There's no silver claret jug for Adam Scott, only a silver lining.
For two days after the British Open, where Scott lost a four-shot lead with four holes to play, he holed up at his home in the Swiss Alps and tried to digest what went wrong. The numbness he felt that Sunday evening, when Ernie Els was introduced as the champion golfer of the year, stayed with him. He didn't beat himself up. He didn't curl up in a corner. It was a time of quiet reflection, just as it is after every major.
It's when he went to the golf course at Crans-Sur-Sierre to hit balls that his outlook brightened considerably.
"I hit the first few balls, and I hit them nice," Scott said Wednesday. "And that was kind of a reminder that it's not horrible and I don't know how to play golf anymore. It was just four holes that I'll have to learn from and be tougher on myself next time I'm in that position, for sure."
That's what Scott took away from Royal Lytham & St. Annes. He is convinced there will be a next time. He's convinced there will be a major championship trophy in his name.
Scott still hasn't seen replays of that final hour. The soft bogey on the 15th. The three-putt bogey on the 16th. Belting a pure tee shot on the 17th, only to hit 6-iron to the left of the green to set up another bogey. And a 3-wood into the bunker on the 18th, which led to one final bogey to finish one shot behind.
"Look, I can imagine how it probably looked," Scott said. "If it was me watching somebody else, I certainly could feel for them. But for me ... I'm disappointed that I didn't win from that position, but I left that major the same as I've left every other one — and that's empty-handed."
Different from the others was remembering the first 68 holes that put him in that position.
Scott had never seriously contended in a major until last year at the Masters, where he made clutch putts over the closing holes and played well enough to win until Charl Schwartzel made history at Augusta National by closing with four straight birdies to win by two.
And now the Open.
Greg Norman, his golfing hero who knows more than most about coping with major setbacks, was among the first to call him Sunday night. More phone calls followed, along with more text messages than Scott could count. That included an exchange with Els, a close friend whose major triumph was tempered slightly by the way Scott lost. He also ran into Nick Price, a three-time major champion who squandered his first chance at the 1982 British Open when he closed with 73 and finished one shot behind Tom Watson.
The words helped, all of them, though Scott was well on his way to moving on.
"There wasn't that much healing for me," Scott said. "My game is in really great shape, and I just took a few days to rest up, and I certainly analyzed the last few holes a little bit and took out of it what I wanted, and then just though about how great I played. I felt like it was my week, and I played like a champion, but ... I played four poor holes at the end, and you can't win and do that.
"It's just motivation for me," he said. "I think I'm on the right track. Keep doing what I'm doing and I can get myself more chances like that."
The next one is a week away.

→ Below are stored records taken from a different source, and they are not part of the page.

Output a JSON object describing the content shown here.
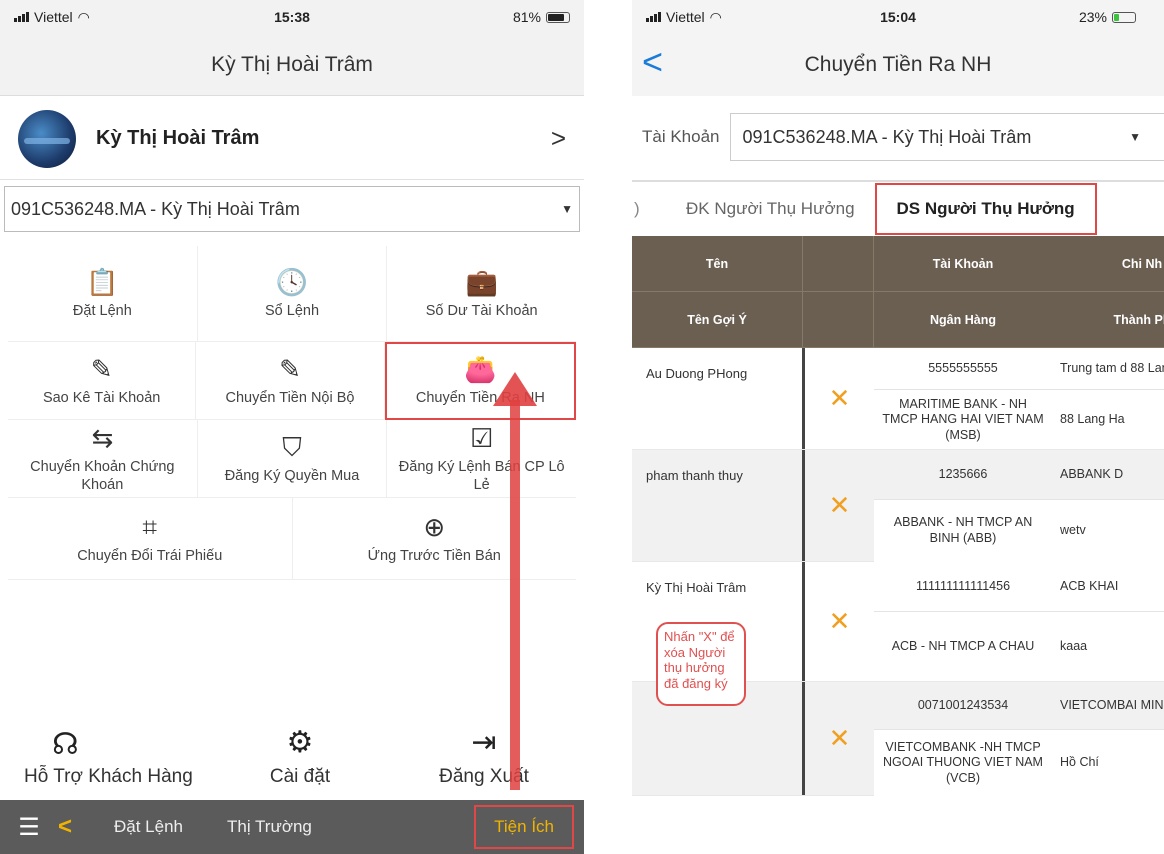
{
  "left": {
    "status": {
      "carrier": "Viettel",
      "time": "15:38",
      "battery": "81%"
    },
    "header": {
      "title": "Kỳ Thị Hoài Trâm"
    },
    "profile": {
      "name": "Kỳ Thị Hoài Trâm",
      "chevron": ">"
    },
    "account_select": {
      "value": "091C536248.MA - Kỳ Thị Hoài Trâm"
    },
    "menu": [
      {
        "label": "Đặt Lệnh",
        "icon": "clipboard-check-icon",
        "glyph": "📋"
      },
      {
        "label": "Sổ Lệnh",
        "icon": "clock-icon",
        "glyph": "🕓"
      },
      {
        "label": "Số Dư Tài Khoản",
        "icon": "briefcase-icon",
        "glyph": "💼"
      },
      {
        "label": "Sao Kê Tài Khoản",
        "icon": "edit-icon",
        "glyph": "✎"
      },
      {
        "label": "Chuyển Tiền Nội Bộ",
        "icon": "edit-icon",
        "glyph": "✎"
      },
      {
        "label": "Chuyển Tiền Ra NH",
        "icon": "wallet-icon",
        "glyph": "👛"
      },
      {
        "label": "Chuyển Khoản Chứng Khoán",
        "icon": "swap-arrows-icon",
        "glyph": "⇆"
      },
      {
        "label": "Đăng Ký Quyền Mua",
        "icon": "shield-check-icon",
        "glyph": "⛉"
      },
      {
        "label": "Đăng Ký Lệnh Bán CP Lô Lẻ",
        "icon": "clipboard-check-icon",
        "glyph": "☑"
      },
      {
        "label": "Chuyển Đổi Trái Phiếu",
        "icon": "crop-icon",
        "glyph": "⌗"
      },
      {
        "label": "Ứng Trước Tiền Bán",
        "icon": "lifebuoy-icon",
        "glyph": "⊕"
      }
    ],
    "bottom_actions": [
      {
        "label": "Hỗ Trợ Khách Hàng",
        "icon": "headset-icon",
        "glyph": "☊"
      },
      {
        "label": "Cài đặt",
        "icon": "gear-icon",
        "glyph": "⚙"
      },
      {
        "label": "Đăng Xuất",
        "icon": "logout-icon",
        "glyph": "⇥"
      }
    ],
    "tabbar": {
      "menu_glyph": "☰",
      "back_glyph": "<",
      "tab1": "Đặt Lệnh",
      "tab2": "Thị Trường",
      "tab3": "Tiện Ích"
    }
  },
  "right": {
    "status": {
      "carrier": "Viettel",
      "time": "15:04",
      "battery": "23%"
    },
    "header": {
      "title": "Chuyển Tiền Ra NH",
      "back_glyph": "<"
    },
    "account": {
      "label": "Tài Khoản",
      "value": "091C536248.MA - Kỳ Thị Hoài Trâm"
    },
    "tabs": {
      "partial": ")",
      "tab1": "ĐK Người Thụ Hưởng",
      "tab2": "DS Người Thụ Hưởng"
    },
    "table": {
      "headers_row1": {
        "c1": "Tên",
        "c3": "Tài Khoản",
        "c4": "Chi Nh"
      },
      "headers_row2": {
        "c1": "Tên Gợi Ý",
        "c3": "Ngân Hàng",
        "c4": "Thành Ph"
      },
      "rows": [
        {
          "name": "Au Duong PHong",
          "account": "5555555555",
          "branch": "Trung tam d 88 Lan",
          "bank": "MARITIME BANK - NH TMCP HANG HAI VIET NAM (MSB)",
          "city": "88 Lang Ha"
        },
        {
          "name": "pham thanh thuy",
          "account": "1235666",
          "branch": "ABBANK D",
          "bank": "ABBANK - NH TMCP AN BINH (ABB)",
          "city": "wetv"
        },
        {
          "name": "Kỳ Thị Hoài Trâm",
          "account": "111111111111456",
          "branch": "ACB KHAI",
          "bank": "ACB - NH TMCP A CHAU",
          "city": "kaaa"
        },
        {
          "name": "",
          "account": "0071001243534",
          "branch": "VIETCOMBAI MINH (",
          "bank": "VIETCOMBANK -NH TMCP NGOAI THUONG VIET NAM (VCB)",
          "city": "Hồ Chí"
        }
      ],
      "delete_glyph": "✕"
    },
    "callout": "Nhấn \"X\" để xóa Người thụ hưởng đã đăng ký"
  }
}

Scott headed to Kiawah Island earlier this week to see The Ocean Course, where the PGA Championship is being held for the first time. First up is the Bridgestone Invitational, where a year ago Scott claimed his first World Golf Championship by closing with a 65 for a four-shot win.
The 78-man field at Firestone is for select winners from around the world, the top 50 in the world ranking and players from the last Presidents Cup teams. Scott is the defending champion, though the favorite returns to being Tiger Woods, a three-time winner this year who has won seven times at Firestone.
Els is playing for the third straight week. He lived up to a sponsor obligation last week at the Canadian Open, where he missed the cut and hung around Toronto for the weekend to throw out the first pitch at a Toronto Blue Jays game.
Els described his text messages with Scott as "buddy stuff." Even now, he feels for the 32-year-old Australian, even though their careers are nothing alike.
"The pain is there, I know that," Els said. "But he's handling it unbelievably well, and I truly think that he now believes he can win multiple majors. He had an opportunity. It didn't quite happen his way. But if you look back, Nick Price in the early '80s did the same, basically gifted Tom Watson one at Troon. And there's been quite a few situations like that. So he's not the only one.
"And he's young enough where he can bounce back and win quite a few."
Another text came from Rory McIlroy, who blew a four-shot lead at the 2011 Masters with an 80 in the last round. McIlroy won the next major with a record score at Congressional in the U.S. Open.
"I sort of felt like I knew how he was feeling," McIlroy said. "I just said to him, 'Don't let the last four holes hide the fact that you played better than everyone else for the first 68. ... It's tough. It's a tough loss. At that moment in time, you think it's the only chance you're ever going to get, and your whole world came crashing down. But in reality, Adam is such a great player that he's going to have plenty of chances to win more major championships."
That's the way Scott is looking at it.
As he headed to the practice range, he talked about taking more confidence out of the Open.
"If I felt like that was my last chance, I might never play again. I'd be devastated," he said. "I'm going to win. For me, the greatest thing for my career was to know that I can play that good in a major."
And he smiled at one last observation. It seems everyone feels sorry for Scott except him.